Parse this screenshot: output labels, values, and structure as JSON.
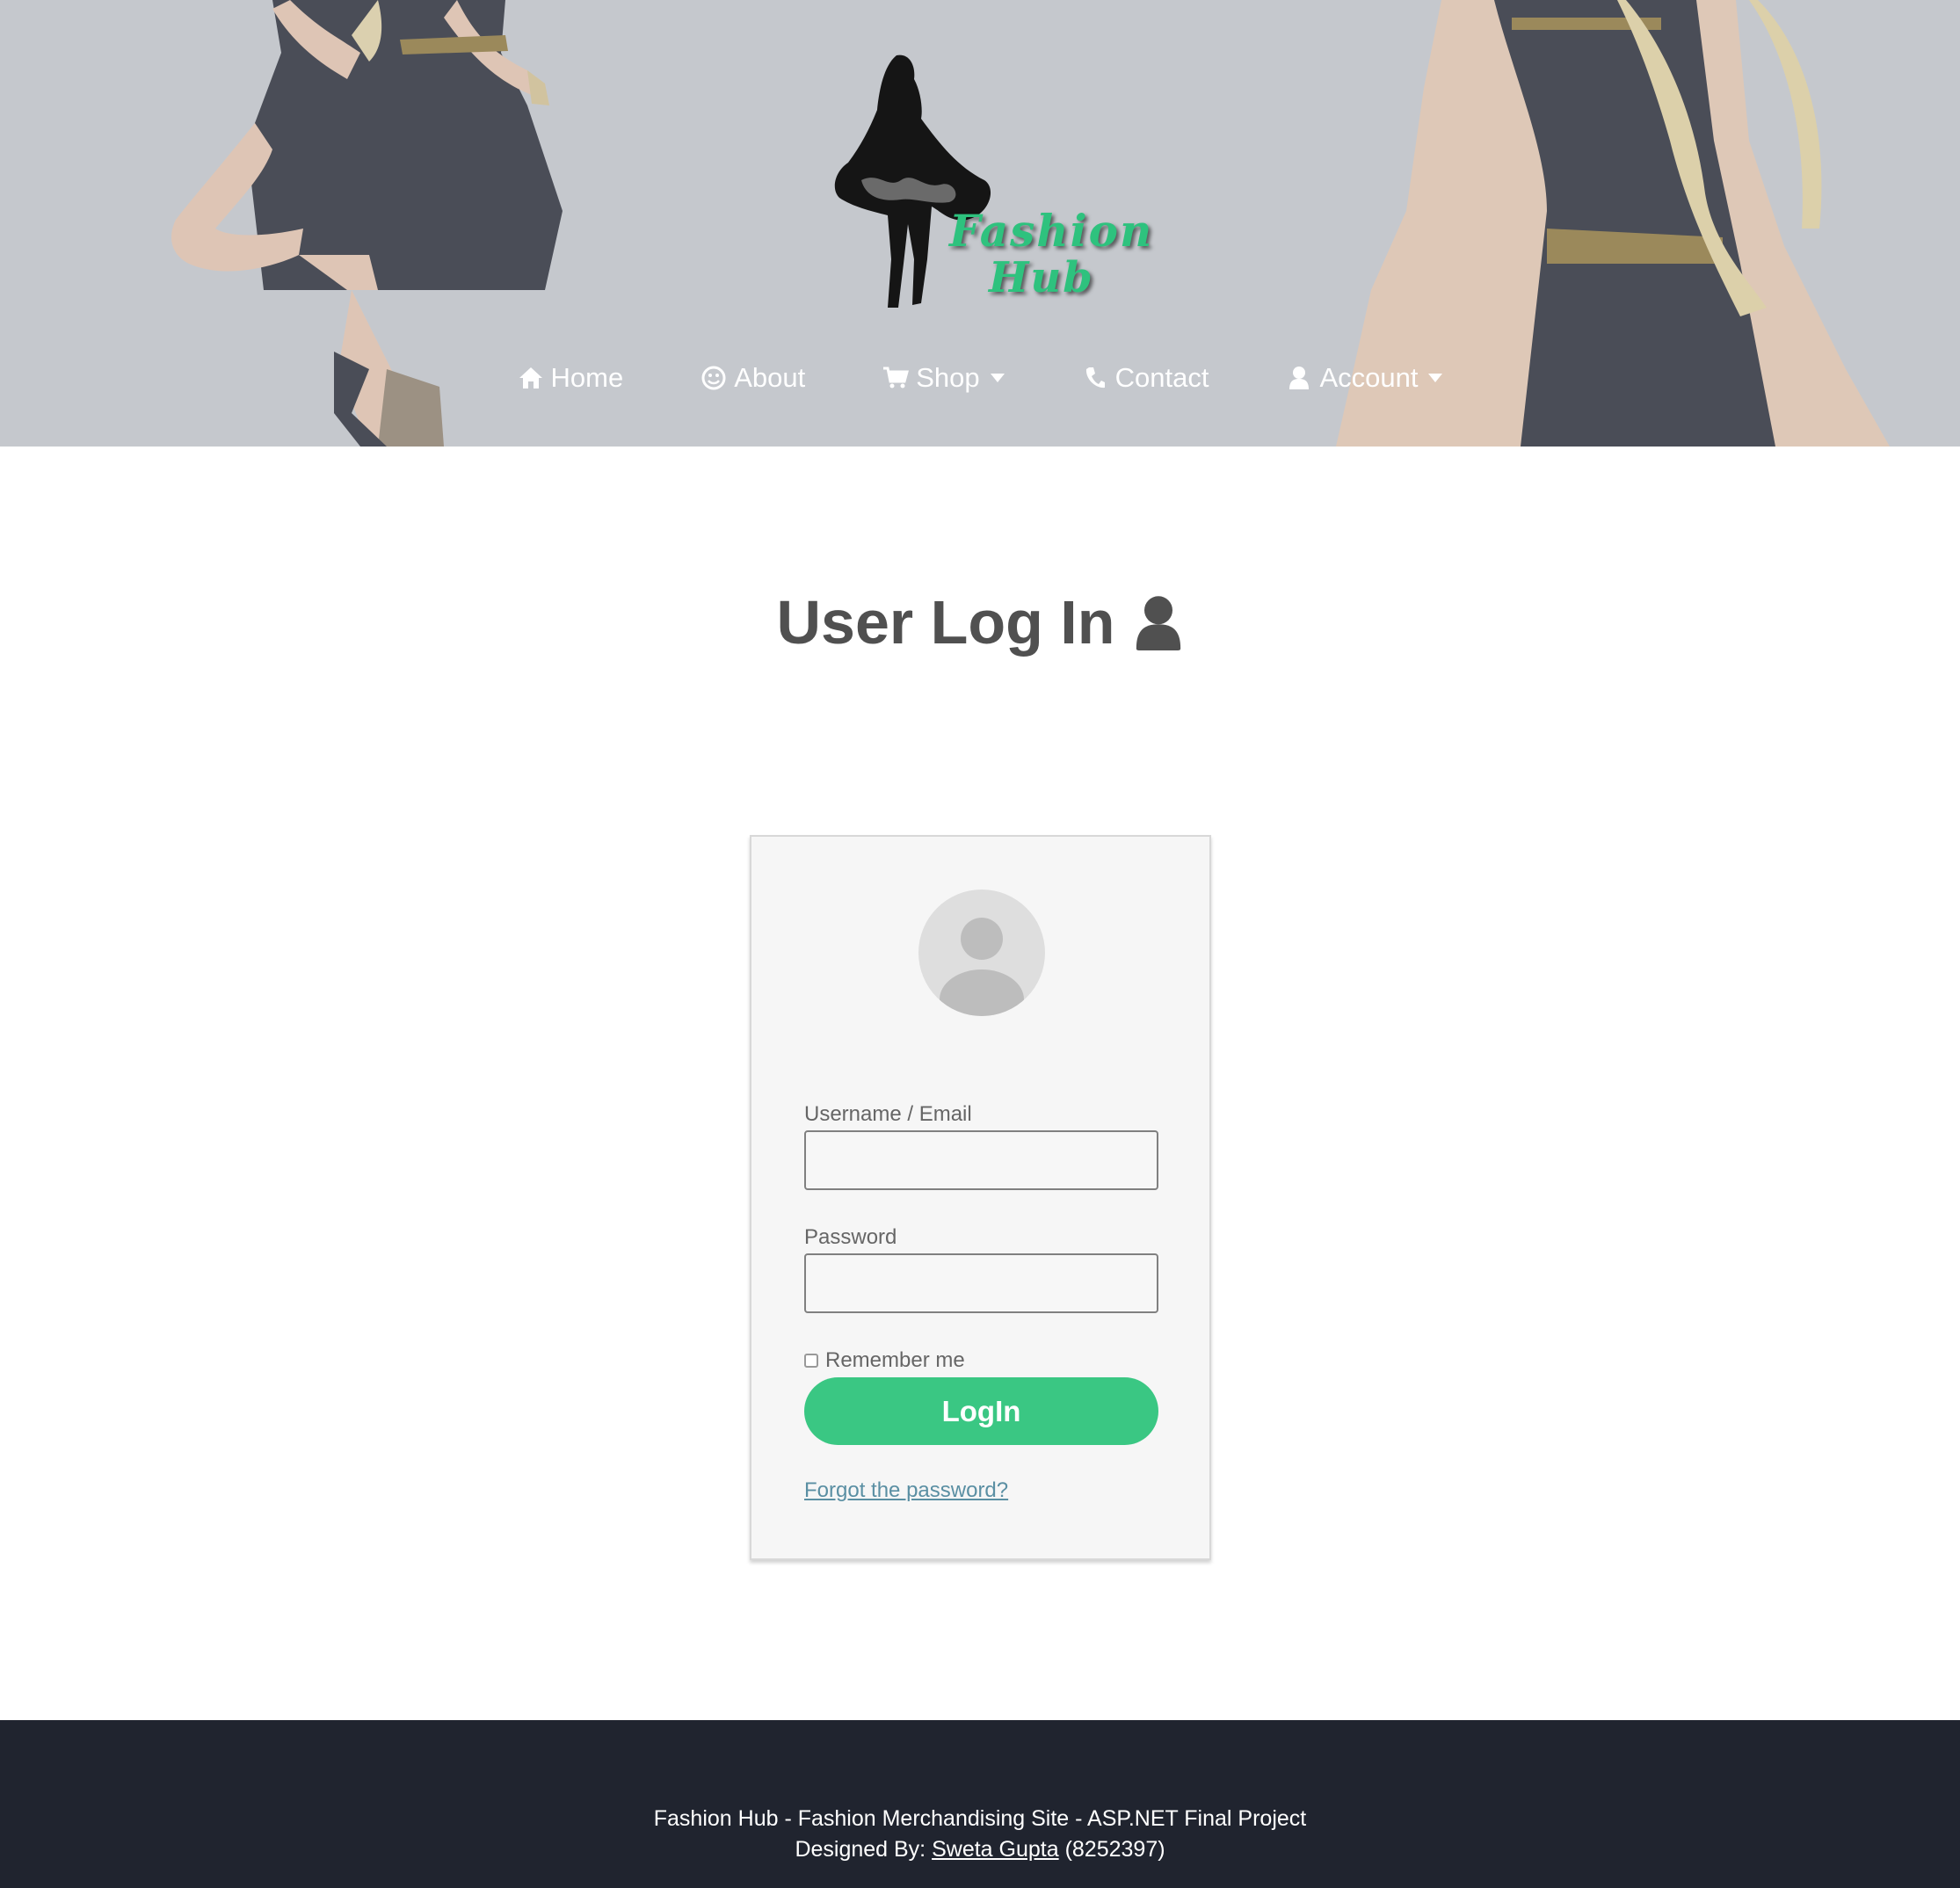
{
  "brand": {
    "logo_line1": "Fashion",
    "logo_line2": "Hub",
    "accent_color": "#2ec27e"
  },
  "nav": {
    "items": [
      {
        "label": "Home",
        "icon": "home-icon"
      },
      {
        "label": "About",
        "icon": "smile-icon"
      },
      {
        "label": "Shop",
        "icon": "cart-icon",
        "dropdown": true
      },
      {
        "label": "Contact",
        "icon": "phone-icon"
      },
      {
        "label": "Account",
        "icon": "user-icon",
        "dropdown": true
      }
    ]
  },
  "main": {
    "title": "User Log In",
    "title_icon": "user-icon"
  },
  "login": {
    "avatar_icon": "avatar-placeholder-icon",
    "username_label": "Username / Email",
    "username_value": "",
    "password_label": "Password",
    "password_value": "",
    "remember_label": "Remember me",
    "remember_checked": false,
    "button_label": "LogIn",
    "button_color": "#3ac783",
    "forgot_link": "Forgot the password?"
  },
  "footer": {
    "line1": "Fashion Hub - Fashion Merchandising Site - ASP.NET Final Project",
    "designed_by_prefix": "Designed By:",
    "designer_name": "Sweta Gupta",
    "designer_id": "(8252397)",
    "background": "#20242f"
  }
}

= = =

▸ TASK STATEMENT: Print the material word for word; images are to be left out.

▸ ANSWER FOR THIS EXERCISE:
Parse this screenshot: output labels, values, and structure as JSON.
{
  "brand": {
    "logo_line1": "Fashion",
    "logo_line2": "Hub",
    "accent_color": "#2ec27e"
  },
  "nav": {
    "items": [
      {
        "label": "Home",
        "icon": "home-icon"
      },
      {
        "label": "About",
        "icon": "smile-icon"
      },
      {
        "label": "Shop",
        "icon": "cart-icon",
        "dropdown": true
      },
      {
        "label": "Contact",
        "icon": "phone-icon"
      },
      {
        "label": "Account",
        "icon": "user-icon",
        "dropdown": true
      }
    ]
  },
  "main": {
    "title": "User Log In",
    "title_icon": "user-icon"
  },
  "login": {
    "avatar_icon": "avatar-placeholder-icon",
    "username_label": "Username / Email",
    "username_value": "",
    "password_label": "Password",
    "password_value": "",
    "remember_label": "Remember me",
    "remember_checked": false,
    "button_label": "LogIn",
    "button_color": "#3ac783",
    "forgot_link": "Forgot the password?"
  },
  "footer": {
    "line1": "Fashion Hub - Fashion Merchandising Site - ASP.NET Final Project",
    "designed_by_prefix": "Designed By:",
    "designer_name": "Sweta Gupta",
    "designer_id": "(8252397)",
    "background": "#20242f"
  }
}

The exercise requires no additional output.